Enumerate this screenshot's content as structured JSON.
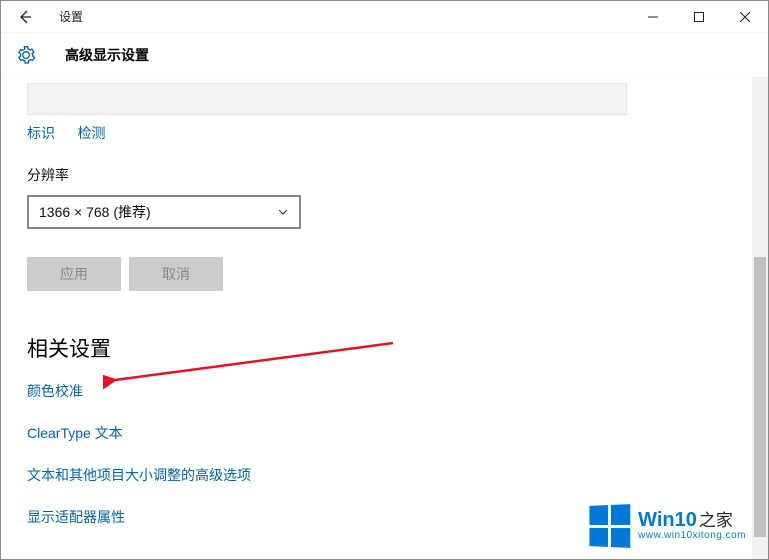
{
  "titlebar": {
    "title": "设置"
  },
  "header": {
    "title": "高级显示设置"
  },
  "links": {
    "identify": "标识",
    "detect": "检测"
  },
  "resolution": {
    "label": "分辨率",
    "selected": "1366 × 768 (推荐)"
  },
  "buttons": {
    "apply": "应用",
    "cancel": "取消"
  },
  "section": {
    "related_heading": "相关设置",
    "color_calibration": "颜色校准",
    "cleartype": "ClearType 文本",
    "advanced_sizing": "文本和其他项目大小调整的高级选项",
    "adapter_props": "显示适配器属性"
  },
  "watermark": {
    "brand_main": "Win10",
    "brand_suffix": "之家",
    "url": "www.win10xitong.com"
  }
}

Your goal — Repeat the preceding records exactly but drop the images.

Response —
Enumerate this screenshot's content as structured JSON.
{
  "titlebar": {
    "title": "设置"
  },
  "header": {
    "title": "高级显示设置"
  },
  "links": {
    "identify": "标识",
    "detect": "检测"
  },
  "resolution": {
    "label": "分辨率",
    "selected": "1366 × 768 (推荐)"
  },
  "buttons": {
    "apply": "应用",
    "cancel": "取消"
  },
  "section": {
    "related_heading": "相关设置",
    "color_calibration": "颜色校准",
    "cleartype": "ClearType 文本",
    "advanced_sizing": "文本和其他项目大小调整的高级选项",
    "adapter_props": "显示适配器属性"
  },
  "watermark": {
    "brand_main": "Win10",
    "brand_suffix": "之家",
    "url": "www.win10xitong.com"
  }
}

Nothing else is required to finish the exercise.